The Blue Cooler

This is not really about a blue cooler.  Okay, maybe it’s a little bit about a blue cooler.  It’s mostly about the man who owned the blue cooler.  To be precise, the man who owned the blue cooler prior to me.  I’ve owned it since yesterday.

Many of my Saturdays are spent in search of interesting items at estate sales.   I’ll begin the day with a cup of coffee and the classified ads to see what might catch my eye.  Yesterday, the ad that made me take notice read like this:

John Swords Estate

Not simply an address.  Not just a listing of the items I might find when I arrived.  A man’s name.  I always think I learn a great deal about a person when I am in their home during an estate sale.  Rarely, however, do I have a name to associate the items that made up their history with an actual person.  So this sale was going to be different.

A Google search told me a little about John Swords before I left.  Born in 1920.  Died in May of this year.  John had served in WWII, worked a long career at Iowa Manufacturing, liked bowling and gardening, and had written a book of memoirs about his time in the war.

At John’s house, I learned even more about him.  John liked to read.  Nearly every room in the house had bookshelves packed with books.  Time periods ranged from the early 1900’s through the last few years.  Many were of the war he participated in.  Stories of battles.  Biographies of war heros.  Pictorial anthologies of the places he spent the early part of his twenties.  There was also a cardboard box filled with Grumpy’s Trials, the book he had written.
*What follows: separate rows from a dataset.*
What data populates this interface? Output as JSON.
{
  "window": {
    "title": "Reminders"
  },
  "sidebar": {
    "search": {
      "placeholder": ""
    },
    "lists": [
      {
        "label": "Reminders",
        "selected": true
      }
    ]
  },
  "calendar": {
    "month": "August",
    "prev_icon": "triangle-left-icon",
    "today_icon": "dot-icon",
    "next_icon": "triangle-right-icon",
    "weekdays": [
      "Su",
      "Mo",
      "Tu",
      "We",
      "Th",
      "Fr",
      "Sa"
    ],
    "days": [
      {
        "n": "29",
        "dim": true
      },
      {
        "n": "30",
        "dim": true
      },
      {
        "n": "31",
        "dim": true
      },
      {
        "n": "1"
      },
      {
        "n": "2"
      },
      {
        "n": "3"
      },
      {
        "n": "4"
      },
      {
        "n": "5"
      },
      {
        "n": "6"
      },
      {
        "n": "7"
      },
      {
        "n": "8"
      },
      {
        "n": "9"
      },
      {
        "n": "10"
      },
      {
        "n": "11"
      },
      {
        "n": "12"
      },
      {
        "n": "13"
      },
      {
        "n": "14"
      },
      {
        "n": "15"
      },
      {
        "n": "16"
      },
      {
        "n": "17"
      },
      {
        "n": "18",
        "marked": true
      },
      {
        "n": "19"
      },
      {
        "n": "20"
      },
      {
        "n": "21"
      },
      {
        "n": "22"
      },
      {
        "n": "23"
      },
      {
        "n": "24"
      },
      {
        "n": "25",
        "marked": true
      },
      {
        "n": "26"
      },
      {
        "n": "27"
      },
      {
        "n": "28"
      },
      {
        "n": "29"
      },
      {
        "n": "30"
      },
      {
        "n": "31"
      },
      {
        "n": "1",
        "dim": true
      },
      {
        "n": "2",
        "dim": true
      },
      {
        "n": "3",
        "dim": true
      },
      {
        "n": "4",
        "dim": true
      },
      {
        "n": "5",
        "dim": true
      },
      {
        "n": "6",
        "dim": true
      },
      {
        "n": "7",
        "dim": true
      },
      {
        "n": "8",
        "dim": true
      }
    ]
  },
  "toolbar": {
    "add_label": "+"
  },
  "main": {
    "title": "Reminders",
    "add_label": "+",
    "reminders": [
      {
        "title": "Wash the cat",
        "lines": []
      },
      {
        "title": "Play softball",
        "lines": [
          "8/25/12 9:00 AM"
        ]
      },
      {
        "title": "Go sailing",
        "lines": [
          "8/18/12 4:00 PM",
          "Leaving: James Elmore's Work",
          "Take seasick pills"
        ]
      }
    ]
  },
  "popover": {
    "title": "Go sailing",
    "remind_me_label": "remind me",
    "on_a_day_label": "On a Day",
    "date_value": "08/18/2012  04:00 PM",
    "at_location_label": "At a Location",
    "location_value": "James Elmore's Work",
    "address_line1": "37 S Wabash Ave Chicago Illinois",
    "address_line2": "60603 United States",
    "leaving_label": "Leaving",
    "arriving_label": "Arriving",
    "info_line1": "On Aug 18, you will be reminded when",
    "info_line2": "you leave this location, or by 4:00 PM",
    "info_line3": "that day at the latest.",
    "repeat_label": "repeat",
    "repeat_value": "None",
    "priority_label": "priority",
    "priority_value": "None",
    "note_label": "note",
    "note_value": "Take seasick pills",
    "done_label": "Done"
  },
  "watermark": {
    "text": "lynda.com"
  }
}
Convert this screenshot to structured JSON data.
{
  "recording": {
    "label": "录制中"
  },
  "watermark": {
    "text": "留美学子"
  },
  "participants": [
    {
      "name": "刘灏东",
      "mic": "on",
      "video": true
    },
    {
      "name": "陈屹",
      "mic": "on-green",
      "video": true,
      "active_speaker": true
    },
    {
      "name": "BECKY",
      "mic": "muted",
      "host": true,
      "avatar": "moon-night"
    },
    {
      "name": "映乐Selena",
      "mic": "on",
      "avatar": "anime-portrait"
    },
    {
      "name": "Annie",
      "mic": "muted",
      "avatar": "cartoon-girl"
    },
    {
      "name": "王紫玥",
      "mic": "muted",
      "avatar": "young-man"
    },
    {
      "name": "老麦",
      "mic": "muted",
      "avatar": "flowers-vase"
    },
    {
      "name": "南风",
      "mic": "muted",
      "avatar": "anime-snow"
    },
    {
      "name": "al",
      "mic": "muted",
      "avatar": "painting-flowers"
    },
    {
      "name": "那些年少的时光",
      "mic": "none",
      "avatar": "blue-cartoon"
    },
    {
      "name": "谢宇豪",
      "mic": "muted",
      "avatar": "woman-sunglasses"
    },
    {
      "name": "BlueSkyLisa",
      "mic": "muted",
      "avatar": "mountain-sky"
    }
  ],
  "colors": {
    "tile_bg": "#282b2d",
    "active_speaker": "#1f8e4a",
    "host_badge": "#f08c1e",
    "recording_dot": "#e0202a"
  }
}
I learned that when Grumpy bought something, he held onto it and took good care of it.  It didn’t matter where you were in the house, or what you were looking at.  Kitchenware, tools, appliances.  All appeared to be in nearly new condition even though some of them were 60 or more years old.  The blue cooler I purchased was from the forties or fifties and although there were a few scratches from a trip or two to the river or lake, It was in fantastic condition.  Most things that get purchased around my house end up missing pieces and parts within days or weeks of coming home from the store.  This cooler had been sitting around for decades and still had the can opener and icepick neatly tucked inside the lid, just as they had been the day it was bought.

So now the cooler is in my care.  I will take care of it.  It will be put to good use at Shores Event Center with the Philco radio and other pieces of history that have moved from one person’s life to begin a new purpose and bring some happiness.  I wish I would have met Grumpy when he was alive.  I think we would have had an interesting conversation or two on his front porch.